Aim of the exercise →
Look through the listing below and report every line that contains "true".

Task material →
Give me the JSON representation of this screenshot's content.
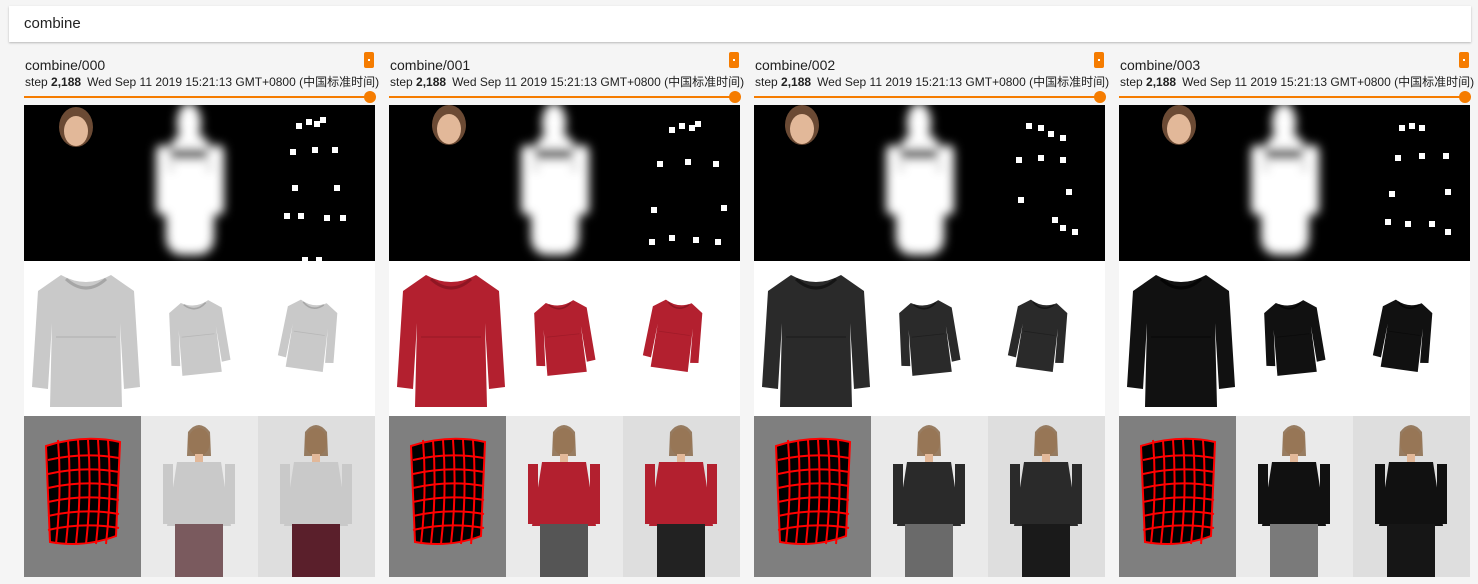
{
  "search": {
    "query": "combine"
  },
  "cards": [
    {
      "name": "combine/000",
      "step_label": "step",
      "step_value": "2,188",
      "timestamp": "Wed Sep 11 2019 15:21:13 GMT+0800 (中国标准时间)",
      "garment_color": "#c9c9c9",
      "garment_shade": "#a6a6a6",
      "bottom_color": "#7a5a5e",
      "bottom_color_2": "#5a1f2b",
      "slider_progress": 1.0
    },
    {
      "name": "combine/001",
      "step_label": "step",
      "step_value": "2,188",
      "timestamp": "Wed Sep 11 2019 15:21:13 GMT+0800 (中国标准时间)",
      "garment_color": "#b3202f",
      "garment_shade": "#8f1623",
      "bottom_color": "#555555",
      "bottom_color_2": "#222222",
      "slider_progress": 1.0
    },
    {
      "name": "combine/002",
      "step_label": "step",
      "step_value": "2,188",
      "timestamp": "Wed Sep 11 2019 15:21:13 GMT+0800 (中国标准时间)",
      "garment_color": "#2a2a2a",
      "garment_shade": "#151515",
      "bottom_color": "#6a6a6a",
      "bottom_color_2": "#1a1a1a",
      "slider_progress": 1.0
    },
    {
      "name": "combine/003",
      "step_label": "step",
      "step_value": "2,188",
      "timestamp": "Wed Sep 11 2019 15:21:13 GMT+0800 (中国标准时间)",
      "garment_color": "#111111",
      "garment_shade": "#050505",
      "bottom_color": "#7a7a7a",
      "bottom_color_2": "#161616",
      "slider_progress": 1.0
    }
  ],
  "colors": {
    "accent": "#f57c00",
    "grid_red": "#ff0000"
  },
  "icons": {
    "menu": "more-vert-icon"
  }
}
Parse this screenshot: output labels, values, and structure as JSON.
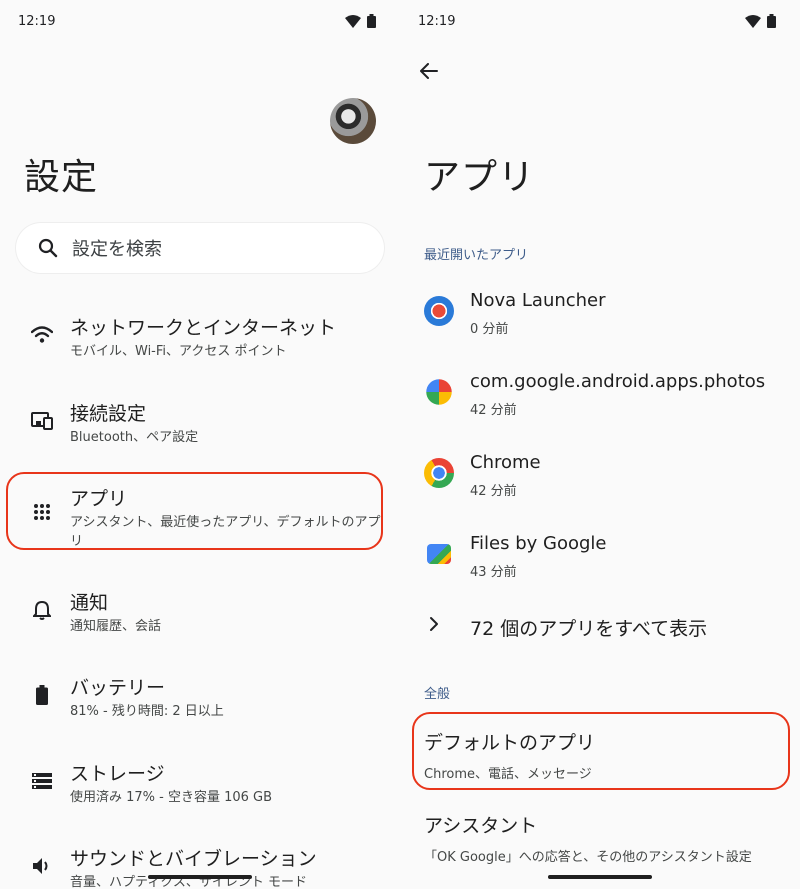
{
  "left": {
    "status": {
      "time": "12:19"
    },
    "title": "設定",
    "search": {
      "placeholder": "設定を検索",
      "icon": "search-icon"
    },
    "items": [
      {
        "title": "ネットワークとインターネット",
        "subtitle": "モバイル、Wi-Fi、アクセス ポイント",
        "icon": "wifi-icon"
      },
      {
        "title": "接続設定",
        "subtitle": "Bluetooth、ペア設定",
        "icon": "connected-devices-icon"
      },
      {
        "title": "アプリ",
        "subtitle": "アシスタント、最近使ったアプリ、デフォルトのアプリ",
        "icon": "apps-grid-icon"
      },
      {
        "title": "通知",
        "subtitle": "通知履歴、会話",
        "icon": "bell-icon"
      },
      {
        "title": "バッテリー",
        "subtitle": "81% - 残り時間: 2 日以上",
        "icon": "battery-icon"
      },
      {
        "title": "ストレージ",
        "subtitle": "使用済み 17% - 空き容量 106 GB",
        "icon": "storage-icon"
      },
      {
        "title": "サウンドとバイブレーション",
        "subtitle": "音量、ハプティクス、サイレント モード",
        "icon": "volume-icon"
      }
    ]
  },
  "right": {
    "status": {
      "time": "12:19"
    },
    "title": "アプリ",
    "recent_label": "最近開いたアプリ",
    "apps": [
      {
        "name": "Nova Launcher",
        "time": "0 分前",
        "icon": "nova-launcher-icon"
      },
      {
        "name": "com.google.android.apps.photos",
        "time": "42 分前",
        "icon": "photos-icon"
      },
      {
        "name": "Chrome",
        "time": "42 分前",
        "icon": "chrome-icon"
      },
      {
        "name": "Files by Google",
        "time": "43 分前",
        "icon": "files-icon"
      }
    ],
    "show_all": "72 個のアプリをすべて表示",
    "general_label": "全般",
    "default_apps": {
      "title": "デフォルトのアプリ",
      "subtitle": "Chrome、電話、メッセージ"
    },
    "assistant": {
      "title": "アシスタント",
      "subtitle": "「OK Google」への応答と、その他のアシスタント設定"
    }
  },
  "colors": {
    "highlight": "#e8351a",
    "section_label": "#3e5c8a",
    "background": "#fafafa"
  }
}
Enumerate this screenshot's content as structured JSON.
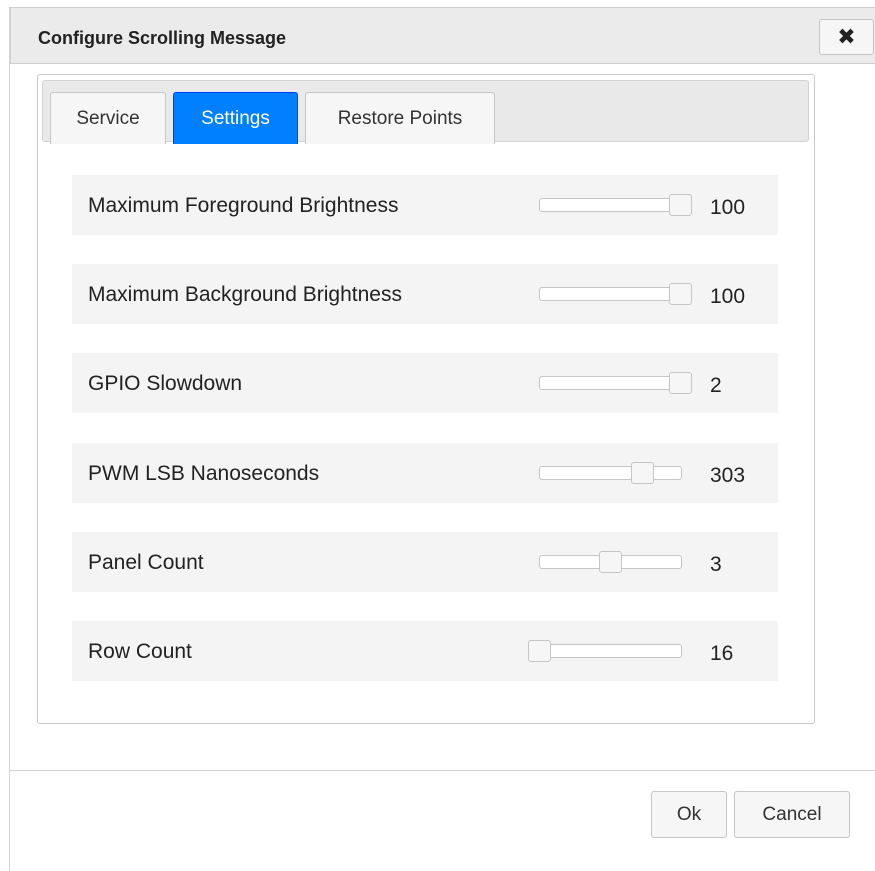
{
  "dialog": {
    "title": "Configure Scrolling Message",
    "close_icon": "close-x-icon"
  },
  "tabs": [
    {
      "label": "Service",
      "active": false
    },
    {
      "label": "Settings",
      "active": true
    },
    {
      "label": "Restore Points",
      "active": false
    }
  ],
  "settings": [
    {
      "label": "Maximum Foreground Brightness",
      "value": "100",
      "slider_fraction": 1.0
    },
    {
      "label": "Maximum Background Brightness",
      "value": "100",
      "slider_fraction": 1.0
    },
    {
      "label": "GPIO Slowdown",
      "value": "2",
      "slider_fraction": 1.0
    },
    {
      "label": "PWM LSB Nanoseconds",
      "value": "303",
      "slider_fraction": 0.73
    },
    {
      "label": "Panel Count",
      "value": "3",
      "slider_fraction": 0.5
    },
    {
      "label": "Row Count",
      "value": "16",
      "slider_fraction": 0.0
    }
  ],
  "footer": {
    "ok_label": "Ok",
    "cancel_label": "Cancel"
  },
  "colors": {
    "active_tab": "#007fff",
    "titlebar": "#ebebeb",
    "row_background": "#f4f4f4"
  }
}
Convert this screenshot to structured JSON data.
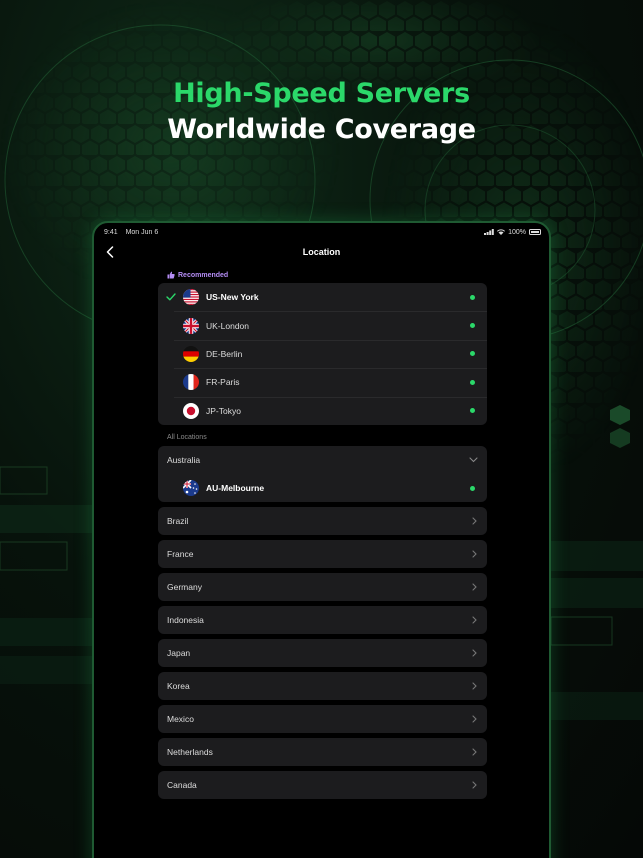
{
  "headline": {
    "line1": "High-Speed Servers",
    "line2": "Worldwide Coverage"
  },
  "colors": {
    "accent_green": "#2bd86a",
    "recommended_purple": "#b58df5",
    "card_bg": "#1c1c1e",
    "screen_bg": "#000000"
  },
  "status_bar": {
    "time": "9:41",
    "date": "Mon Jun 6",
    "battery": "100%"
  },
  "nav": {
    "title": "Location",
    "back_icon": "chevron-left-icon"
  },
  "recommended": {
    "label": "Recommended",
    "icon": "thumbs-up-icon",
    "servers": [
      {
        "name": "US-New York",
        "flag": "us-flag-icon",
        "selected": true,
        "status": "online"
      },
      {
        "name": "UK-London",
        "flag": "uk-flag-icon",
        "selected": false,
        "status": "online"
      },
      {
        "name": "DE-Berlin",
        "flag": "de-flag-icon",
        "selected": false,
        "status": "online"
      },
      {
        "name": "FR-Paris",
        "flag": "fr-flag-icon",
        "selected": false,
        "status": "online"
      },
      {
        "name": "JP-Tokyo",
        "flag": "jp-flag-icon",
        "selected": false,
        "status": "online"
      }
    ]
  },
  "all_locations": {
    "label": "All Locations",
    "expanded": {
      "country": "Australia",
      "servers": [
        {
          "name": "AU-Melbourne",
          "flag": "au-flag-icon",
          "status": "online"
        }
      ]
    },
    "countries": [
      "Brazil",
      "France",
      "Germany",
      "Indonesia",
      "Japan",
      "Korea",
      "Mexico",
      "Netherlands",
      "Canada"
    ]
  }
}
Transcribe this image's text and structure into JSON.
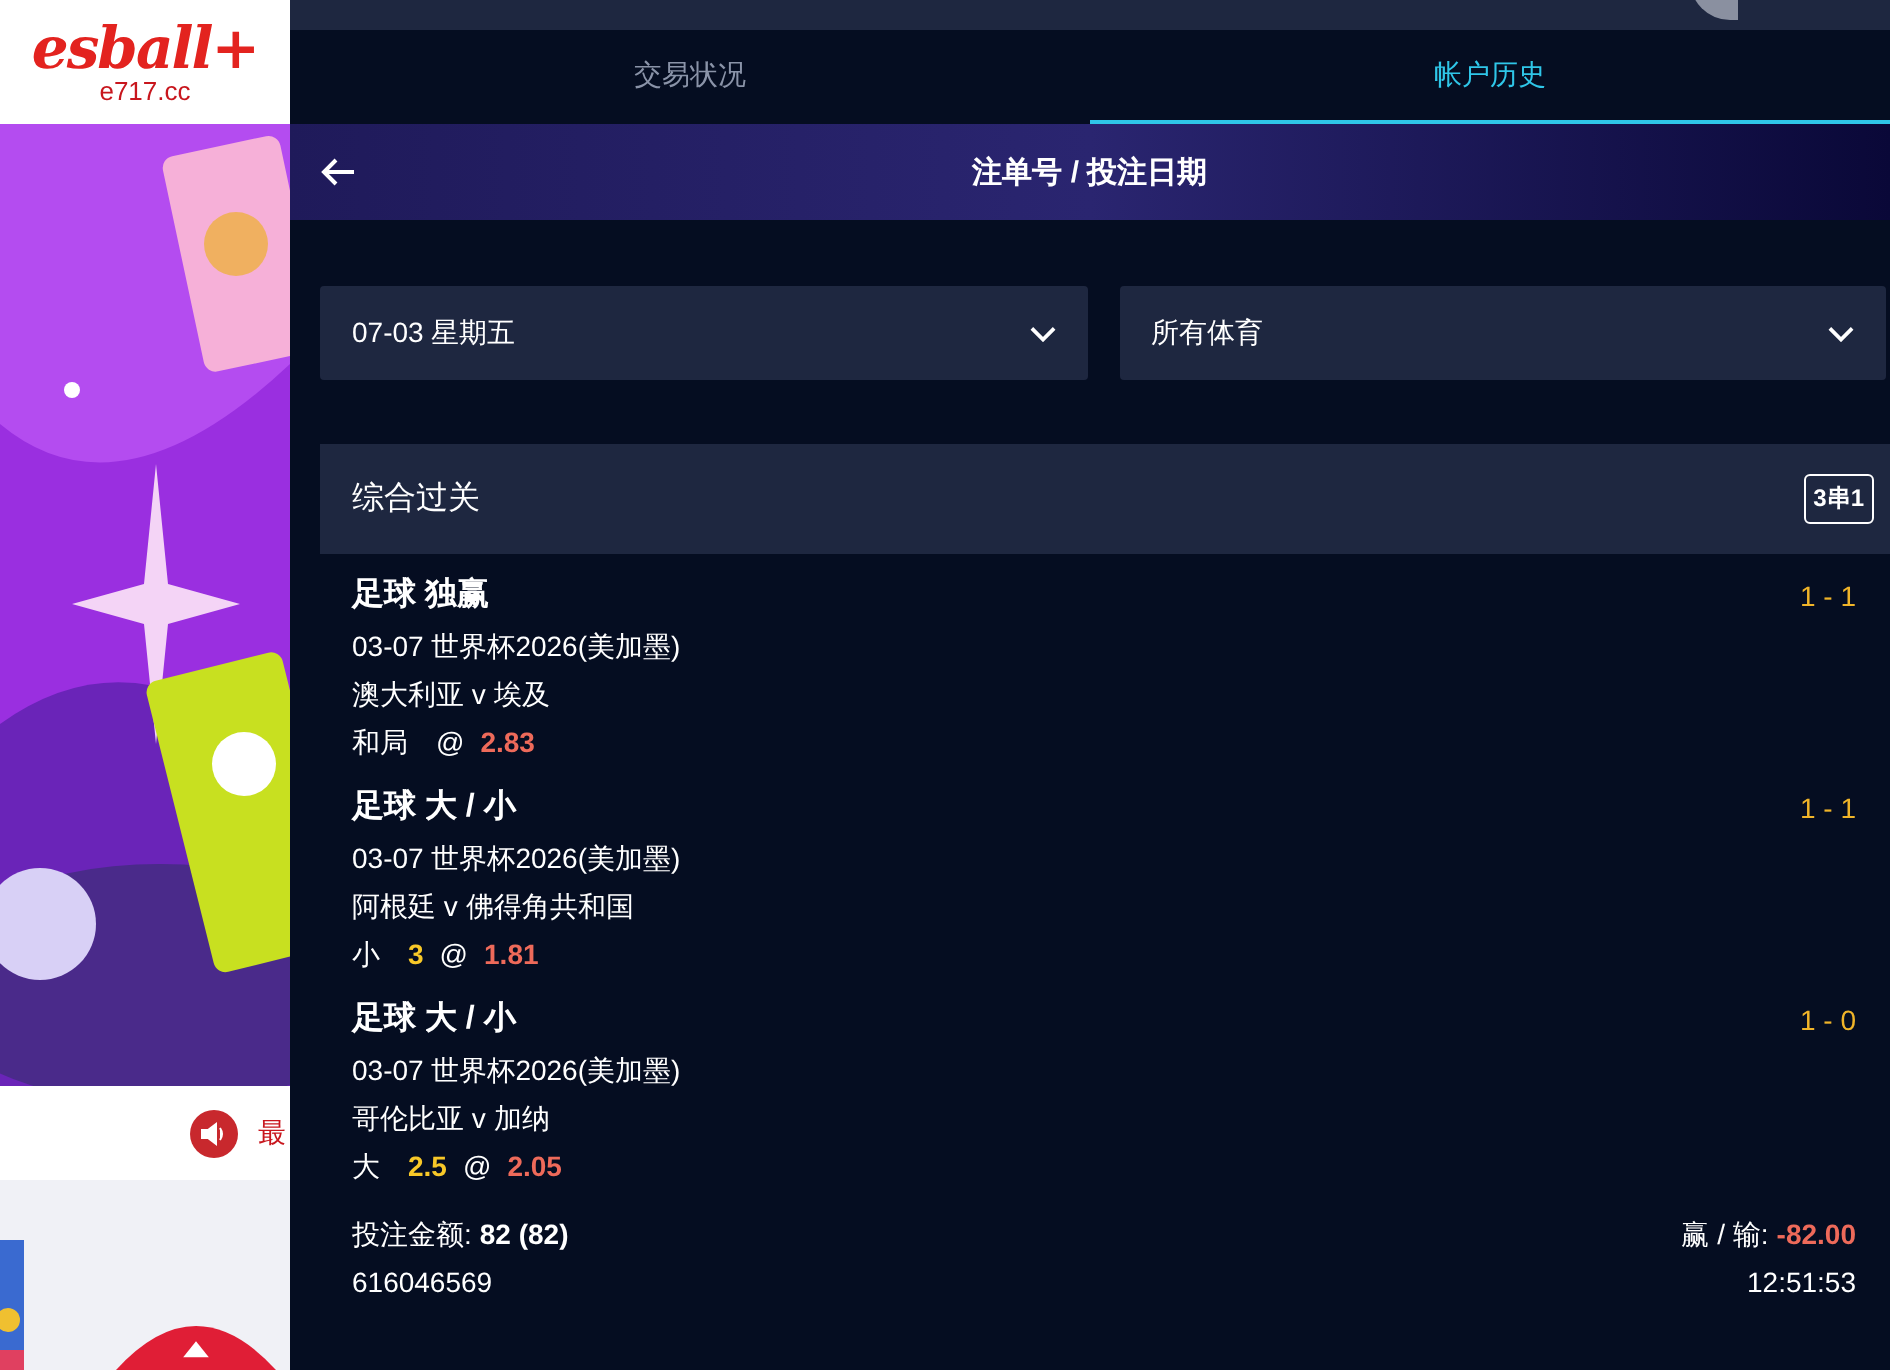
{
  "site": {
    "logo": "esball+",
    "domain": "e717.cc",
    "announcement": "最"
  },
  "tabs": [
    {
      "label": "交易状况",
      "selected": false
    },
    {
      "label": "帐户历史",
      "selected": true
    }
  ],
  "header": {
    "title": "注单号 / 投注日期"
  },
  "filters": [
    {
      "value": "07-03 星期五"
    },
    {
      "value": "所有体育"
    }
  ],
  "bet": {
    "type": "综合过关",
    "badge": "3串1",
    "legs": [
      {
        "title": "足球 独赢",
        "score": "1 - 1",
        "league": "03-07 世界杯2026(美加墨)",
        "match": "澳大利亚 v 埃及",
        "pick": "和局",
        "at": "@",
        "odds": "2.83"
      },
      {
        "title": "足球 大 / 小",
        "score": "1 - 1",
        "league": "03-07 世界杯2026(美加墨)",
        "match": "阿根廷 v 佛得角共和国",
        "pick": "小",
        "line": "3",
        "at": "@",
        "odds": "1.81"
      },
      {
        "title": "足球 大 / 小",
        "score": "1 - 0",
        "league": "03-07 世界杯2026(美加墨)",
        "match": "哥伦比亚 v 加纳",
        "pick": "大",
        "line": "2.5",
        "at": "@",
        "odds": "2.05"
      }
    ],
    "stake_label": "投注金额:",
    "stake": "82 (82)",
    "winloss_label": "赢 / 输:",
    "winloss": "-82.00",
    "id": "616046569",
    "time": "12:51:53"
  }
}
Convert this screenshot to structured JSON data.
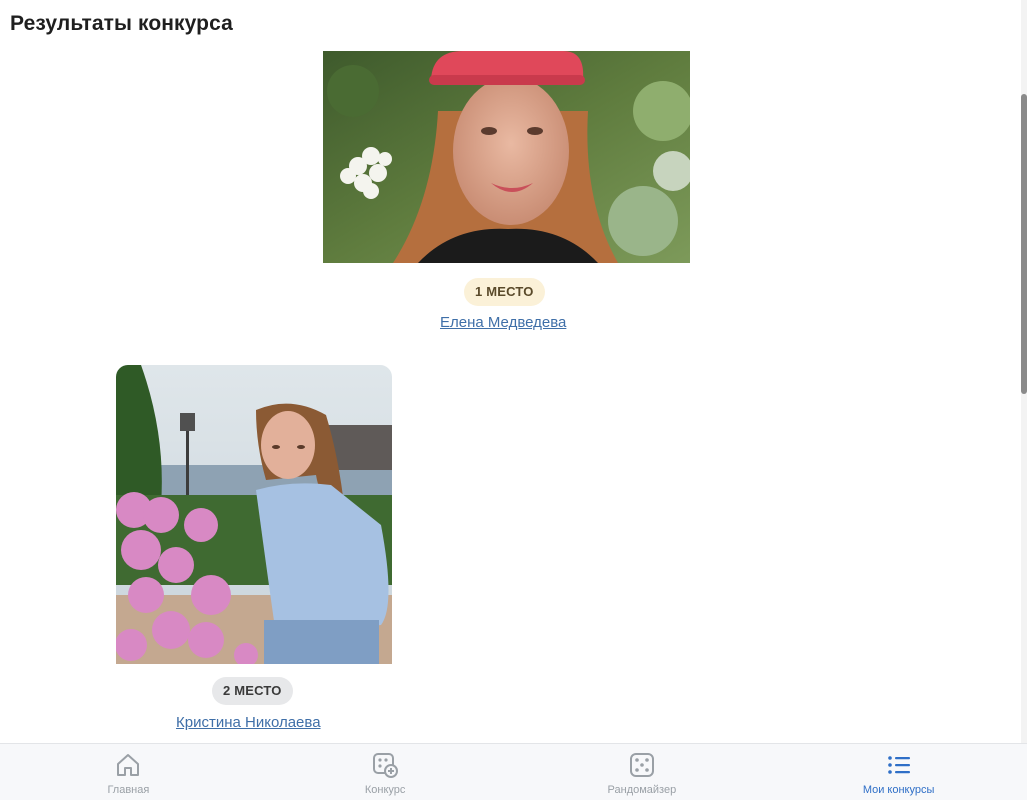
{
  "page": {
    "title": "Результаты конкурса"
  },
  "results": [
    {
      "place_label": "1 место",
      "name": "Елена Медведева"
    },
    {
      "place_label": "2 место",
      "name": "Кристина Николаева"
    }
  ],
  "nav": {
    "items": [
      {
        "label": "Главная",
        "icon": "home-icon",
        "active": false
      },
      {
        "label": "Конкурс",
        "icon": "contest-add-icon",
        "active": false
      },
      {
        "label": "Рандомайзер",
        "icon": "dice-icon",
        "active": false
      },
      {
        "label": "Мои конкурсы",
        "icon": "list-icon",
        "active": true
      }
    ]
  },
  "colors": {
    "link": "#3f6fa8",
    "nav_active": "#2f6fc7",
    "nav_inactive": "#9aa0a6",
    "badge_first": "#fbf1d8",
    "badge_second": "#e7e8ea"
  }
}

Result of this task →
      "active": true
        "selected": true,
      "selected": true
        "active": true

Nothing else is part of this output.